1. View Source
2. Switch Window Managers
Mainly this is for the Linux/BSD crowd. Try a lightweight like Blackbox or Window Maker, if it comes with your distro. Edit a style. By changing your desktop every now and then, it just keeps your mind loose and limber.
3. Try a New Distro
From the same reasoning as above. Live CDs are great to shop around, especially the smaller distros that never seem to get any love. You find out about new programs you never would have known about, see new styles and ways of doing things, and you might just get an inspiration for your next project.
4. Bookmark a Cheatsheet
For things like Unicode, CSS, SQL select statements, Emacs commands, Firefox hotkeys, and so on. They’re good to go over every now and then to learn them so they’lll be in your head when you need them.
5. Read a Classic Programming Book
Everybody praises them, and you know they’re great, but you never seem to get around to reading them. Here’s a whole bunch.
6. Learn a New Language
That can be programming, or mark-up, or – hey! – how about a spoken language? You know, for talking to people? The web is one big international terminal; your next coding project could bring you together with people from all over the world. Getting conversant in more than one language just helps broaden your range.
7. Write a Script
8. Spend a Day Learning a Subject You Hate
Sure, you would just as soon hammer railroad spikes into your temple as study cross-site scripting attacks. But you that know one of these days your blog’s comment box will be hacked, your database will be hosed, and you’ll be up at 3 AM cussing yourself for not learning more about cross-site scripting attacks.
9. Try a Mad Scientist’s Project
Like, oh, I don’t know, run Windows 3.1 inside of DOSBox from a Linux desktop, all to play the original Chip’s Challenge. Worth the effort just for the “You’re running WHAT?” reaction you get from people.
10. Go outside
Walk your dog. Start a garden. Mow your grass. Shovel your snow. Re-introduce your skin to the strange yellow ball in the sky that emits radiation.

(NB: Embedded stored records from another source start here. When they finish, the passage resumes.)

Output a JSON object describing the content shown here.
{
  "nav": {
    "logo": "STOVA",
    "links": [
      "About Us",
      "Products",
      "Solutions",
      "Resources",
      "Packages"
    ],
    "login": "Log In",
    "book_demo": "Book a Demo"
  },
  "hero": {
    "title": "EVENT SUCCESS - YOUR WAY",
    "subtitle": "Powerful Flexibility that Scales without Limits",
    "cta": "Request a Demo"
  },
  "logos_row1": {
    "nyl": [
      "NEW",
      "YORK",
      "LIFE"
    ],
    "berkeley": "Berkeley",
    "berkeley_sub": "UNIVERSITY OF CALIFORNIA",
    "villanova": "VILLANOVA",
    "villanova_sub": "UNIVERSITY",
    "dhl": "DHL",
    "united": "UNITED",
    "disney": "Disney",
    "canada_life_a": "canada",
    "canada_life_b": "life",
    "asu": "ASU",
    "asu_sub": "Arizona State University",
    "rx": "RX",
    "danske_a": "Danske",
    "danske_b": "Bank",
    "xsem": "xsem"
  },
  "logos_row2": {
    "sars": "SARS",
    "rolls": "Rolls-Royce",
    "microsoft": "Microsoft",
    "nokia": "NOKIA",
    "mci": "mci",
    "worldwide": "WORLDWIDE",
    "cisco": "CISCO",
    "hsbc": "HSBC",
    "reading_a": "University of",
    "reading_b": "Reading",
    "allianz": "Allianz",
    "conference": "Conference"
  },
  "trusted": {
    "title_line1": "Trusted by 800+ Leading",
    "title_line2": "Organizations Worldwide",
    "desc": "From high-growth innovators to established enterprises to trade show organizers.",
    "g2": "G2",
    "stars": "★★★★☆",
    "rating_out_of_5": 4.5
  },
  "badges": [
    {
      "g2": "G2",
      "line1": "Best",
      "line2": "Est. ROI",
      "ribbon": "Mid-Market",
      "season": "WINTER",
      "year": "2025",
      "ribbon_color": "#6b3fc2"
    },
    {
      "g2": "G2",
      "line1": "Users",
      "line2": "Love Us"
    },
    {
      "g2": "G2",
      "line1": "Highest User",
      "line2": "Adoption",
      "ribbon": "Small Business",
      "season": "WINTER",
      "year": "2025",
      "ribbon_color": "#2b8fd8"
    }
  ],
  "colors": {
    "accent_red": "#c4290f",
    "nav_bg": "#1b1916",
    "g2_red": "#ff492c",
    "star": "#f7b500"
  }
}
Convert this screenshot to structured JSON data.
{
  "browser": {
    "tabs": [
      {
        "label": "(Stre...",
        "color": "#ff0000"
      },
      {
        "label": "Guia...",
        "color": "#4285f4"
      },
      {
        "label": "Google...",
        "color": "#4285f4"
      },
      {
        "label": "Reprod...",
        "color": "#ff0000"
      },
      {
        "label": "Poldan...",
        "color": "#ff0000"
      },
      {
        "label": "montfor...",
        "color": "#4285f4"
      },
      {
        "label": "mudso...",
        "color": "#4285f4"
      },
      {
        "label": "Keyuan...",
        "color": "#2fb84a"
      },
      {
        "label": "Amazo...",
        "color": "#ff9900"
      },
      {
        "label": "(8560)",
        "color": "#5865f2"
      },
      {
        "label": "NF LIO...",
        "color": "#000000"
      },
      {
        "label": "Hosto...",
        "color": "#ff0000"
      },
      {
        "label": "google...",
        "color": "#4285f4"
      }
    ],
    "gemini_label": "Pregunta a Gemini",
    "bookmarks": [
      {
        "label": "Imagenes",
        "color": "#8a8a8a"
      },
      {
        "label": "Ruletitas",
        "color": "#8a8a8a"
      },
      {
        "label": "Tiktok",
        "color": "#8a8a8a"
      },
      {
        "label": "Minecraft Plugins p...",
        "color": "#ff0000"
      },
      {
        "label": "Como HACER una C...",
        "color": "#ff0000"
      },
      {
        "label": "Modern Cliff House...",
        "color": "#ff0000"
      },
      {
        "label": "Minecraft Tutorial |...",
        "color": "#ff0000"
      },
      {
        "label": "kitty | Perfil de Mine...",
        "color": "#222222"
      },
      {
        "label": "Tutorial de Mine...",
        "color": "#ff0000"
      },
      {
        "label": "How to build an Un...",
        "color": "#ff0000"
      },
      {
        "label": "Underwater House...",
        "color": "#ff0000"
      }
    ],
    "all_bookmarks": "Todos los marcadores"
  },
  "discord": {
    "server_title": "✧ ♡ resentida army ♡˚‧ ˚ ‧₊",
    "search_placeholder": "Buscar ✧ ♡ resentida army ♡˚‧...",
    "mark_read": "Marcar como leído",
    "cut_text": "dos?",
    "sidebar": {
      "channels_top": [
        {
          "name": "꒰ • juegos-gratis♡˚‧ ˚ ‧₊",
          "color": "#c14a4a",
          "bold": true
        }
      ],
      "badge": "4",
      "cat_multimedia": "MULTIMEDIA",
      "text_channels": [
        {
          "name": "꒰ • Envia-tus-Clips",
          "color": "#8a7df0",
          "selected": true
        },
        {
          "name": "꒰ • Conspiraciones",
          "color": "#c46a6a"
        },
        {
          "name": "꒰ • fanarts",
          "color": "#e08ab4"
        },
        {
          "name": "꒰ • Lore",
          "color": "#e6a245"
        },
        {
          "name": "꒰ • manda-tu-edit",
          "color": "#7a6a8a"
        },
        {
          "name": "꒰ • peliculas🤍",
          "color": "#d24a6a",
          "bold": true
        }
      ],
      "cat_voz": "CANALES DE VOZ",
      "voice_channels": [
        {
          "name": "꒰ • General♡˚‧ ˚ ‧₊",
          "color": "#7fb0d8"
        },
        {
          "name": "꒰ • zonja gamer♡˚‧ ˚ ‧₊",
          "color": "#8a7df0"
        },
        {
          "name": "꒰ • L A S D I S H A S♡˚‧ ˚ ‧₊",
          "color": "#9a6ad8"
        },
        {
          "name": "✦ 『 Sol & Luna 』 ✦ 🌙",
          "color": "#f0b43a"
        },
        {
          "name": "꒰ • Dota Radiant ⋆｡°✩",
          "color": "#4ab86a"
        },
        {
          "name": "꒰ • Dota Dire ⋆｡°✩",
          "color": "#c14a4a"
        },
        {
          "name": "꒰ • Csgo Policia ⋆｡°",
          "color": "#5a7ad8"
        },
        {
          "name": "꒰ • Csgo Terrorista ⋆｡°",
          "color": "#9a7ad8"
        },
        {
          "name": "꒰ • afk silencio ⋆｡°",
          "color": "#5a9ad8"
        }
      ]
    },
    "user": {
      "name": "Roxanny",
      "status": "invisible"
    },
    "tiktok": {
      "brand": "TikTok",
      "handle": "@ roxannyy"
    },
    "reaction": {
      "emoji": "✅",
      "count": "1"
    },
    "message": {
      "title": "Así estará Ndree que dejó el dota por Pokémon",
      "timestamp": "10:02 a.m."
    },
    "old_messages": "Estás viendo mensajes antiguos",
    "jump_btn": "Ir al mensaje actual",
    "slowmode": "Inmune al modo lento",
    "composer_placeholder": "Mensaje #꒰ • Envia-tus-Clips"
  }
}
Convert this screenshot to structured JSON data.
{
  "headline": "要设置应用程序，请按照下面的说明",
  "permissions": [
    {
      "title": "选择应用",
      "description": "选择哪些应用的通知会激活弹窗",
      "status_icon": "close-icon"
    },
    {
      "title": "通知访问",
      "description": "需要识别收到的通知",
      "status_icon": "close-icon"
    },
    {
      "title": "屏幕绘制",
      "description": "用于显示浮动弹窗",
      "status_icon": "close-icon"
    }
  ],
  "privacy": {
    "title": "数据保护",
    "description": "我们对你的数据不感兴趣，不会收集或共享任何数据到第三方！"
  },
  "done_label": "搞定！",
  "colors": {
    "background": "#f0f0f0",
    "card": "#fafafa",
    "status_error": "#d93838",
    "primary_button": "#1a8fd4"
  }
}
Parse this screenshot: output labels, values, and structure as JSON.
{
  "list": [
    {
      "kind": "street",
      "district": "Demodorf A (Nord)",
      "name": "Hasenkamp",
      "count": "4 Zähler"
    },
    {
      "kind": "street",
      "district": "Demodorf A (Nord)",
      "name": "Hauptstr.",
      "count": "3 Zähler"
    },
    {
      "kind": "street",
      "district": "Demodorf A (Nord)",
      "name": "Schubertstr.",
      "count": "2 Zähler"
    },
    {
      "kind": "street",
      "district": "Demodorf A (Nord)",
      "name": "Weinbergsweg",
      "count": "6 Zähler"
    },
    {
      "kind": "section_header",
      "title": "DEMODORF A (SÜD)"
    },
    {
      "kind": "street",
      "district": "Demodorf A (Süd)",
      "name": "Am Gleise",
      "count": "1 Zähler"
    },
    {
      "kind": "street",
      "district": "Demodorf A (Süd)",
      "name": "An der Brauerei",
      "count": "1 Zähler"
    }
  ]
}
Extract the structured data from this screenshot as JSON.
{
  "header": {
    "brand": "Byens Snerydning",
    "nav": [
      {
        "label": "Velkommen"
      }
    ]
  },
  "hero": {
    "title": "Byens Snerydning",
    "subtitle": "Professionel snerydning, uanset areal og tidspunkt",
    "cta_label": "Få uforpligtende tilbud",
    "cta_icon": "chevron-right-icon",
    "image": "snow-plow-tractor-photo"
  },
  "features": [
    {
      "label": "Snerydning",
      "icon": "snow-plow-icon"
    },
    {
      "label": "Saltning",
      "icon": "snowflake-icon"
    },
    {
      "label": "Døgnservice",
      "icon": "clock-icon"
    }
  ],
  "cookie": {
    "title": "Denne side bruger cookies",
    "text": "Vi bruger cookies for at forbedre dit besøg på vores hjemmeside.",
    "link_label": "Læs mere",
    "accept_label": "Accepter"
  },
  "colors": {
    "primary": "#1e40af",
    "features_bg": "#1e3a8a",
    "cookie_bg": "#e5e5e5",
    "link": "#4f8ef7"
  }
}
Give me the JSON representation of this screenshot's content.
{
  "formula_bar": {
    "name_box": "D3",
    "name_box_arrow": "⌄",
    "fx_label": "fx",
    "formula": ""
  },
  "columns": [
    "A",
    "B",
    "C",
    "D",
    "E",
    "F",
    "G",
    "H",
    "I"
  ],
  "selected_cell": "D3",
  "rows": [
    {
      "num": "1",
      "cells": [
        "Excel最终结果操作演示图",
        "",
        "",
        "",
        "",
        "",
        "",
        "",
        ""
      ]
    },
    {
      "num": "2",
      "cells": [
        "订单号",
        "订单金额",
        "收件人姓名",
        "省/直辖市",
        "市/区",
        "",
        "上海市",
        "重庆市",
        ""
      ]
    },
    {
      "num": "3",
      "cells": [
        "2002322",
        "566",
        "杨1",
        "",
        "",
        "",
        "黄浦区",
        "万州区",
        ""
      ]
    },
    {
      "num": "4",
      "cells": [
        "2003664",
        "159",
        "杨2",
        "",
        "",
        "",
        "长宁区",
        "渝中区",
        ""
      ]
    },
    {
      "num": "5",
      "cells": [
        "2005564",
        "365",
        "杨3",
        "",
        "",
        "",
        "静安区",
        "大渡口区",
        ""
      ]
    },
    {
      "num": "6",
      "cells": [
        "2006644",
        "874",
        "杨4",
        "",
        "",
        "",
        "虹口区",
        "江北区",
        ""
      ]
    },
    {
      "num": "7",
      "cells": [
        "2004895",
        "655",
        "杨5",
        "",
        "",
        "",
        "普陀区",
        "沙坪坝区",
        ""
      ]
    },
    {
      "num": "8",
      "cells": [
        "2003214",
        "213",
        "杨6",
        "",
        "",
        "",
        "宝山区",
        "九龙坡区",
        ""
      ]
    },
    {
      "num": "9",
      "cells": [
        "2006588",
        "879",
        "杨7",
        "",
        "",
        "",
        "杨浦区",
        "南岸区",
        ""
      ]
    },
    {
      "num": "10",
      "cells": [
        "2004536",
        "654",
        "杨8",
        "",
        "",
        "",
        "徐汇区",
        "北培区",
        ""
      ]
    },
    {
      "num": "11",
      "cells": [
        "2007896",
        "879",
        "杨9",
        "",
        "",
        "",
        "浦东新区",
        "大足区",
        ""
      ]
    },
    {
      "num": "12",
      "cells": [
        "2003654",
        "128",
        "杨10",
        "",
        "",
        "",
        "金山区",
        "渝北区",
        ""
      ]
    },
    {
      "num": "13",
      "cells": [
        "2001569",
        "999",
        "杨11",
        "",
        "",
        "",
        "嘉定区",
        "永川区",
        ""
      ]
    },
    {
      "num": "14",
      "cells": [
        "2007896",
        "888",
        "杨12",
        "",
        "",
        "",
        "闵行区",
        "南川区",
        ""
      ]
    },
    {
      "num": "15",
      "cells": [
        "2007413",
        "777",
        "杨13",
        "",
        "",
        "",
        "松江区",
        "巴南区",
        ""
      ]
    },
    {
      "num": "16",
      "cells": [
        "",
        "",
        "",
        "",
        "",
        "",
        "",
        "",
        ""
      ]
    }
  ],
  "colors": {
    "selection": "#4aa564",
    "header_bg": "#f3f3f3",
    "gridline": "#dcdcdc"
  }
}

Seriously, I don’t know how many times I was stuck for an idea and I just went outside and a few lungfuls of fresh air was all I needed. Even if it involved a walk to the pub.
- A Fast Round-Up of Web Languages
- Fixing Windows using a Live Linux CD – part one
- Linux Link-O-Mania
- Programming FAQ
- 6 Signs You’re Not Cut Out For Programming…